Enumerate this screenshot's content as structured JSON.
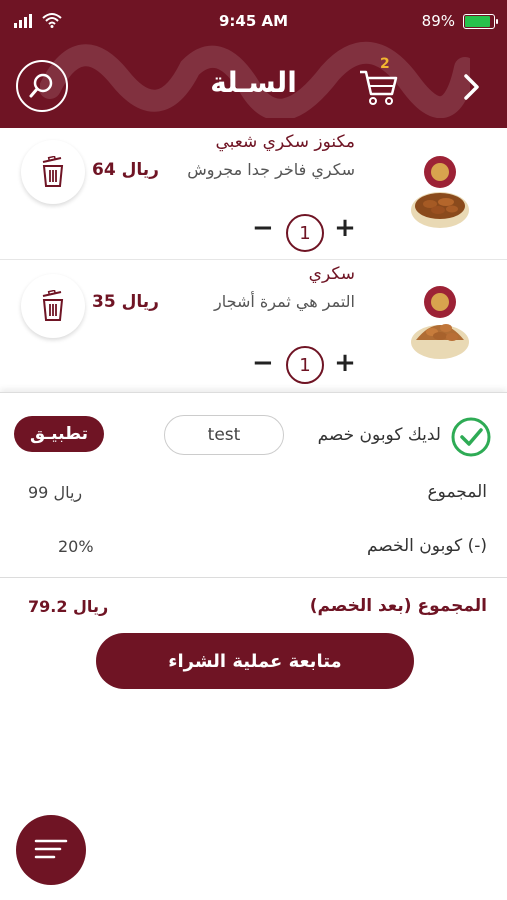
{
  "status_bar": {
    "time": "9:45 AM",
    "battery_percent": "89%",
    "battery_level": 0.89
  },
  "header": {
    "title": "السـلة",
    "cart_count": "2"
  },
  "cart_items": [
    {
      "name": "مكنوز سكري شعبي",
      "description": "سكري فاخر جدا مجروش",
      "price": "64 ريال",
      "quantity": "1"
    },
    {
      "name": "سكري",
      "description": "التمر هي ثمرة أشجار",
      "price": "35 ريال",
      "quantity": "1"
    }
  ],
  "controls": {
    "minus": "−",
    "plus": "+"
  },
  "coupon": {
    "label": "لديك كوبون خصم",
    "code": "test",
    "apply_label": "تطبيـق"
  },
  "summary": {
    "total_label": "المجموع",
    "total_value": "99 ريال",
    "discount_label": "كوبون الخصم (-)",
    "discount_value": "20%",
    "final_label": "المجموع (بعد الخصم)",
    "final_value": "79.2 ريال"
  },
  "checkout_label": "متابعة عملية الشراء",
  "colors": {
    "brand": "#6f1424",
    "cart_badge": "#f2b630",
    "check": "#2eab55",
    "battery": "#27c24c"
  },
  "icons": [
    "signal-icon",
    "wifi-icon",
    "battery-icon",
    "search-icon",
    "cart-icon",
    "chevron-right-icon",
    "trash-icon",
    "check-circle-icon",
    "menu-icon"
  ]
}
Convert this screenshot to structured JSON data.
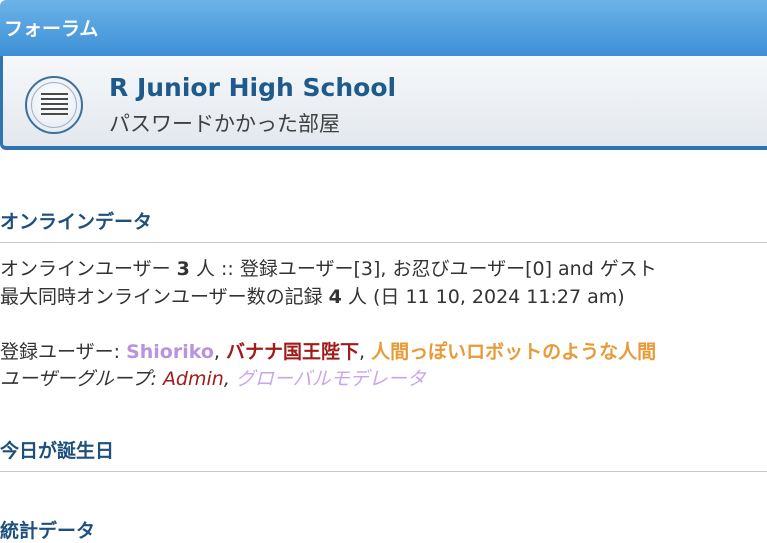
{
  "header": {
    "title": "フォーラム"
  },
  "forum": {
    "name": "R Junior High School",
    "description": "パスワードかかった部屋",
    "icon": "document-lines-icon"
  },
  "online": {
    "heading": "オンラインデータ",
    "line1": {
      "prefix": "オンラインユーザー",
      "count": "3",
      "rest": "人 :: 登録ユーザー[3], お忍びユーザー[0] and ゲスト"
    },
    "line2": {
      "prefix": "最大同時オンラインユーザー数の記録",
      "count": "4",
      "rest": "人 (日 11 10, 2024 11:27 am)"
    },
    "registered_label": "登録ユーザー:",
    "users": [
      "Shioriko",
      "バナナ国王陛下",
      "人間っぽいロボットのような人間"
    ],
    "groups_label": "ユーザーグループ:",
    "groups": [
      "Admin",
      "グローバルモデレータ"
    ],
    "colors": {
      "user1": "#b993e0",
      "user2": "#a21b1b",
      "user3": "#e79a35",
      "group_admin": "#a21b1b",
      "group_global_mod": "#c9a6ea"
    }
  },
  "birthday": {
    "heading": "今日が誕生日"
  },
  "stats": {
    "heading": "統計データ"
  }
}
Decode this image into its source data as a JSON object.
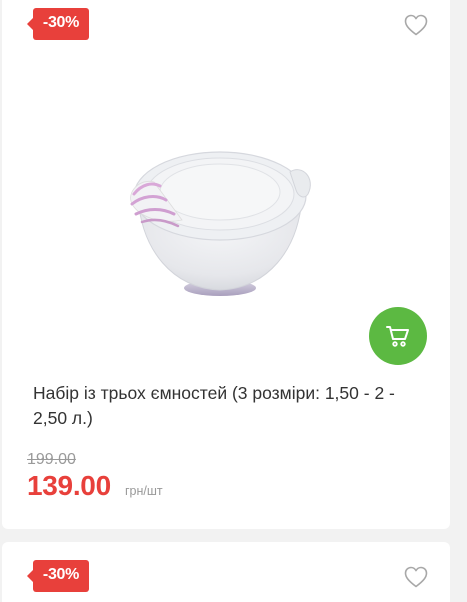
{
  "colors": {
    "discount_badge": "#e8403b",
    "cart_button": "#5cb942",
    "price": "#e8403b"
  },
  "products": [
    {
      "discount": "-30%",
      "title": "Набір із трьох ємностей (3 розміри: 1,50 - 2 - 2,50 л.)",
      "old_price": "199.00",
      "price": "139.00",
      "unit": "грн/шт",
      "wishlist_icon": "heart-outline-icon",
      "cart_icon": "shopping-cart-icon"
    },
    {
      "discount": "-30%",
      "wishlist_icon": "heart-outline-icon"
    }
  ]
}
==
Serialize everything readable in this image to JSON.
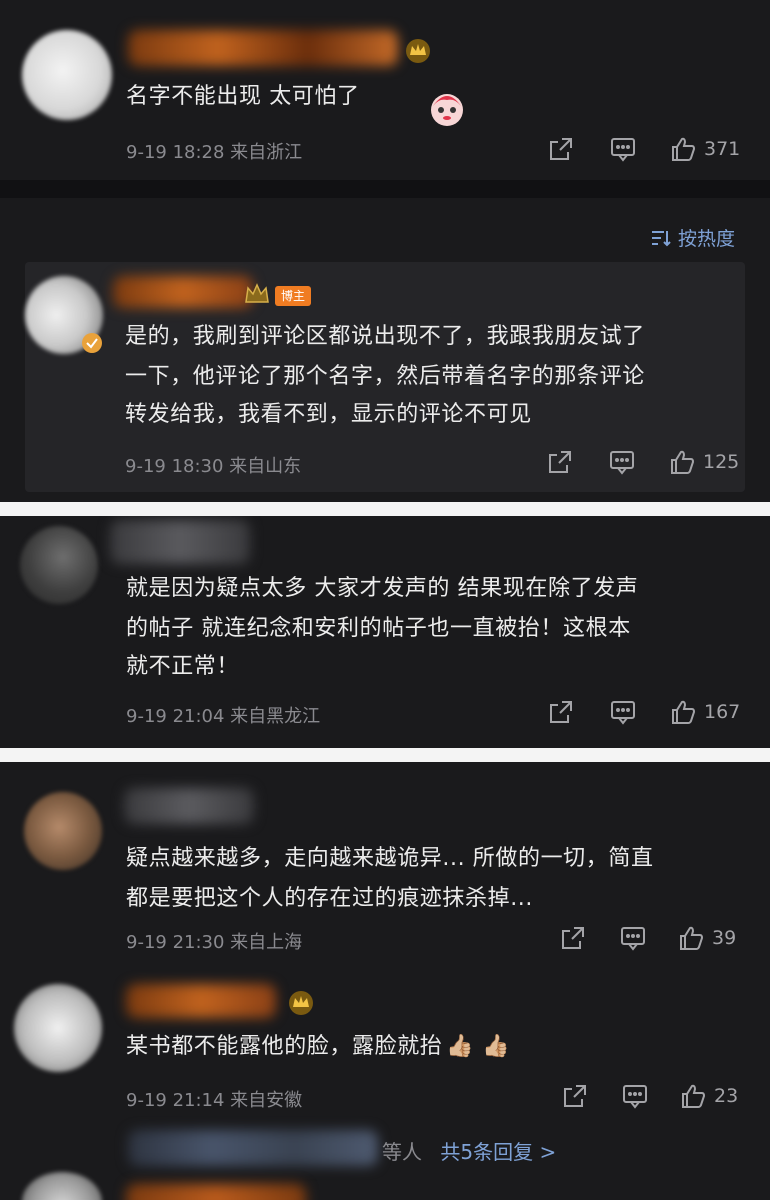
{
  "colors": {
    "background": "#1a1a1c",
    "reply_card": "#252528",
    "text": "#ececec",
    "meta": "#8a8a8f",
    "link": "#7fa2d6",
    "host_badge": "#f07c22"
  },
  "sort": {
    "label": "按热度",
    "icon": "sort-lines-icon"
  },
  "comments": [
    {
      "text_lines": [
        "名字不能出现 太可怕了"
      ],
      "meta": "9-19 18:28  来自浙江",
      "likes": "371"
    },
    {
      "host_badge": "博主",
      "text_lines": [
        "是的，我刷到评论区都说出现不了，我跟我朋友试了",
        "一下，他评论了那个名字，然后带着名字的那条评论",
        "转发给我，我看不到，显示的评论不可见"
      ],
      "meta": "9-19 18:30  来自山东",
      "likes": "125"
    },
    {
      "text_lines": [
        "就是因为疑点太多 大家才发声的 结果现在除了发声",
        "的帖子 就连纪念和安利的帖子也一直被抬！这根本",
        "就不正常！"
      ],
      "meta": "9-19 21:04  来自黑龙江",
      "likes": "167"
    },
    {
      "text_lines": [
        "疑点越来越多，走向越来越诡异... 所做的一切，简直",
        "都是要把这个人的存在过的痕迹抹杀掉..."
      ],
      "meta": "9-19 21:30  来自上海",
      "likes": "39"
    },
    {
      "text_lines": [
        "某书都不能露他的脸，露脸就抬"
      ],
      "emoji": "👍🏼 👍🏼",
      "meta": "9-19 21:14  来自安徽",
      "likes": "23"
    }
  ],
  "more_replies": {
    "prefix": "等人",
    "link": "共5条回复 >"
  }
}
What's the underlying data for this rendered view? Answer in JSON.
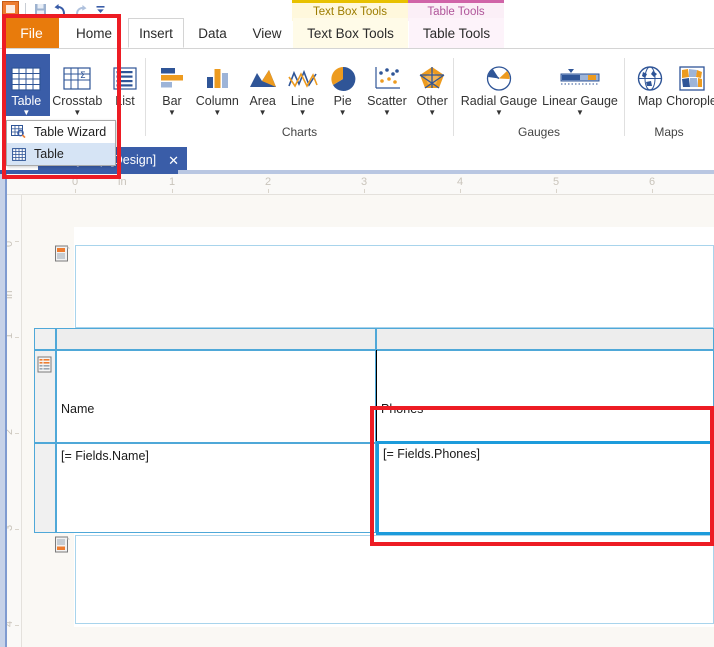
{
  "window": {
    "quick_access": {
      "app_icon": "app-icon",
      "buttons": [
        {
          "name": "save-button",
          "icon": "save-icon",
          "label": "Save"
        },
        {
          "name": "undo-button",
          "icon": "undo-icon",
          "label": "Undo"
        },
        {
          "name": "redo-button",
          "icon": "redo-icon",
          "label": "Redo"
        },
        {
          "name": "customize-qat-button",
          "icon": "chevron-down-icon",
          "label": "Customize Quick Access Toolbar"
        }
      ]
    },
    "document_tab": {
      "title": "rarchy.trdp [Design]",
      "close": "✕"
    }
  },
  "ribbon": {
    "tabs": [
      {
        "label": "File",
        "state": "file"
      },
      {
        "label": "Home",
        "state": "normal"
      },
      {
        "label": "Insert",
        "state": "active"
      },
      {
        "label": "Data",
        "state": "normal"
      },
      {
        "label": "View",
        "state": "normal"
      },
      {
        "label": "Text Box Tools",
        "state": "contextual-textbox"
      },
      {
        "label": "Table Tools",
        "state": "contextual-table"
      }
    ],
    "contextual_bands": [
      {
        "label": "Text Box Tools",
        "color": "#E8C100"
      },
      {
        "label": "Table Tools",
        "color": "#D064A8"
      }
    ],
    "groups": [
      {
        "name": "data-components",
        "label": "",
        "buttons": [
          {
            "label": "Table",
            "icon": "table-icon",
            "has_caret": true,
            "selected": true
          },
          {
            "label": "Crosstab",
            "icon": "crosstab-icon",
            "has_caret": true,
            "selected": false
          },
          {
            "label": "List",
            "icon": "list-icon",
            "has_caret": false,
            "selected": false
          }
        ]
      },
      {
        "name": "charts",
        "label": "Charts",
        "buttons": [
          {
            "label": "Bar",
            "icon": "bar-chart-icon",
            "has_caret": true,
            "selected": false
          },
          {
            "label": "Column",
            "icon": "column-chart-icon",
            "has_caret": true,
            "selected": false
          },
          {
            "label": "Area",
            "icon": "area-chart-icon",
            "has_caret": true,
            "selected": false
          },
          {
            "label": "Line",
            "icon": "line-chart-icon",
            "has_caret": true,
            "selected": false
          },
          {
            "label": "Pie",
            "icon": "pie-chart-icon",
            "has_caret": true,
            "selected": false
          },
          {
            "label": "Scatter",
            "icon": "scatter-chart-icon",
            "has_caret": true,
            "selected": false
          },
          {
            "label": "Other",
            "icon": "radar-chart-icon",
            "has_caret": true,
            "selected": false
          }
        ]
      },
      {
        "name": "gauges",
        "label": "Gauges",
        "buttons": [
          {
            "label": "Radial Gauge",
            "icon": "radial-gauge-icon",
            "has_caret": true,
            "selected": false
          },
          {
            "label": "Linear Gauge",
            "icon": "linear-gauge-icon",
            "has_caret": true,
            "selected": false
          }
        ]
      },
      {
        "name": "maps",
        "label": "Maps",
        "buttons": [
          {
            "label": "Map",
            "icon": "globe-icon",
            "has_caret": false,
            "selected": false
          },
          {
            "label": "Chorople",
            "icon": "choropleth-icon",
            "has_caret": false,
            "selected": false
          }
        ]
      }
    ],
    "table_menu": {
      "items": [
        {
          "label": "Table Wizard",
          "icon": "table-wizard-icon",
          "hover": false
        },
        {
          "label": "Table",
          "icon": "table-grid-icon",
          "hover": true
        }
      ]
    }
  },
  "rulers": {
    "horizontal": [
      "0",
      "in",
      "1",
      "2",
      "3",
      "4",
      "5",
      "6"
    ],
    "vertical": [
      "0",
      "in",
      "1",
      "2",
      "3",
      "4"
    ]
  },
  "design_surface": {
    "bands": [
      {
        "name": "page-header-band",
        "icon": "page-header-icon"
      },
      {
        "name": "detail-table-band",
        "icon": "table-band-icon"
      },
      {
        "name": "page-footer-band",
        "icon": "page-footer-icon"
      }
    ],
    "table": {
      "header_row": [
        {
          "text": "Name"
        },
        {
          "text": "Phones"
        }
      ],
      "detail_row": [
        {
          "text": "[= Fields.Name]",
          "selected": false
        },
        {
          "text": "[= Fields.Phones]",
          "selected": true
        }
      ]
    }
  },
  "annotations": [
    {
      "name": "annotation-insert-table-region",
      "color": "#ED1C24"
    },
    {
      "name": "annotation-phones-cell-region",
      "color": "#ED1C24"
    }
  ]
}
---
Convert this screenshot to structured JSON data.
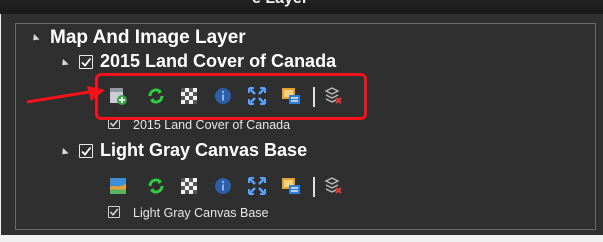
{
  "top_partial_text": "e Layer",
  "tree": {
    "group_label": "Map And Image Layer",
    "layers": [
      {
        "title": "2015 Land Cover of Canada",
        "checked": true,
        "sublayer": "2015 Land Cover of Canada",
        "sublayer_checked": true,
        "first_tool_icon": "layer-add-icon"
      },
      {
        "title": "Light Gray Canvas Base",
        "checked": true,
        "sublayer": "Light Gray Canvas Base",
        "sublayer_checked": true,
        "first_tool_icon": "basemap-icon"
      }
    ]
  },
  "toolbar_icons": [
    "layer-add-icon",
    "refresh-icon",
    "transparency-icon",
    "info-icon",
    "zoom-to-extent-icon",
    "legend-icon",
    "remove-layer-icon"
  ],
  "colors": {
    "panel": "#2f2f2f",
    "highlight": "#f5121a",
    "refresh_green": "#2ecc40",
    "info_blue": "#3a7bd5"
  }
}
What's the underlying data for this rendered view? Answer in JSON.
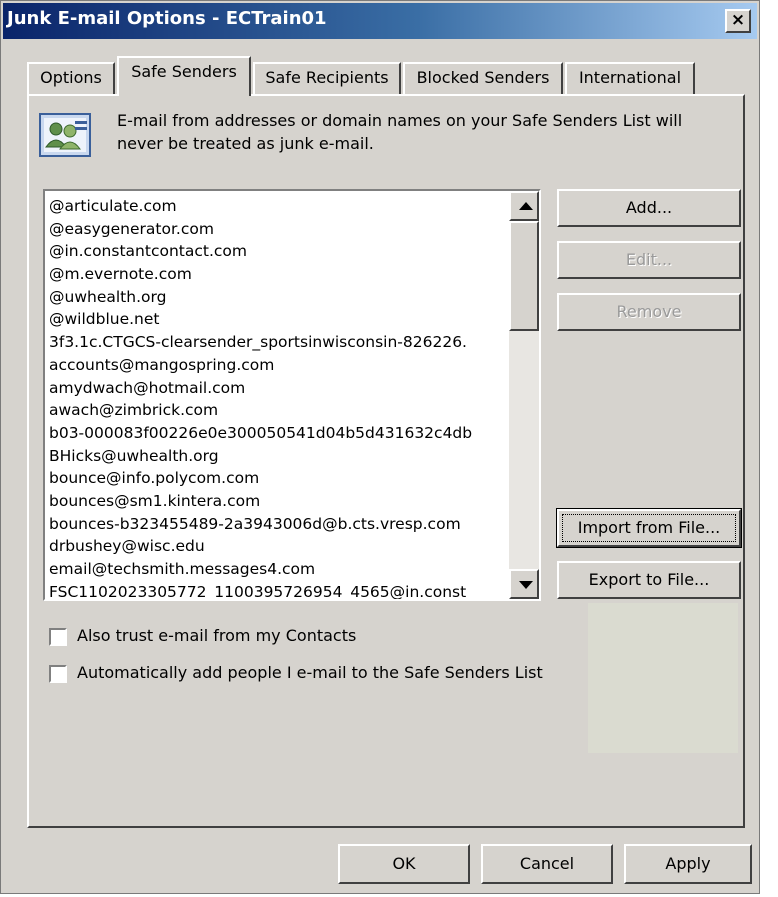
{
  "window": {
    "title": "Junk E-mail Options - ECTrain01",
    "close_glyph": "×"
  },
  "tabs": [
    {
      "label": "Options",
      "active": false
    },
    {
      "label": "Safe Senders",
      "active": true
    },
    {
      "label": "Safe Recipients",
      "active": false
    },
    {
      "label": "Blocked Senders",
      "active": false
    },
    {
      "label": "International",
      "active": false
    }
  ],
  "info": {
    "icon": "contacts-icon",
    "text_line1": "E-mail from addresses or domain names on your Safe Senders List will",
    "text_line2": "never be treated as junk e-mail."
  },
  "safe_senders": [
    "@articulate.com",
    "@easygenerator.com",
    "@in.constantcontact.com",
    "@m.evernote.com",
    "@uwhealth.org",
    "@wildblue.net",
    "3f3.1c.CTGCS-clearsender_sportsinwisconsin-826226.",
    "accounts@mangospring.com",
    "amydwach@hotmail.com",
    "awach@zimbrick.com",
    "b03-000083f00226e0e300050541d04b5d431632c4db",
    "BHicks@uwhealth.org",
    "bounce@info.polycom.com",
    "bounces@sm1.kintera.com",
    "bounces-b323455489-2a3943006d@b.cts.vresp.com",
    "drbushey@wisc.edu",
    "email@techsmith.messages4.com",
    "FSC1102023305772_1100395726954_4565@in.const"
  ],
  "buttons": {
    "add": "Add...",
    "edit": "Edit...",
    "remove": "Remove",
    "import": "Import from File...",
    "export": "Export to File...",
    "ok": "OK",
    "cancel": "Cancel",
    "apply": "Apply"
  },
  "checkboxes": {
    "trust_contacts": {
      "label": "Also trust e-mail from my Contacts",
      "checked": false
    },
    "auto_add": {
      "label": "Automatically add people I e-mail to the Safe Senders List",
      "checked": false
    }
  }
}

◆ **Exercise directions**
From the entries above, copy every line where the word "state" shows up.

◆ **Exercise answer**
        "state": "file"
        "state": "normal"
        "state": "active"
        "state": "normal"
        "state": "normal"
        "state": "contextual-textbox"
        "state": "contextual-table"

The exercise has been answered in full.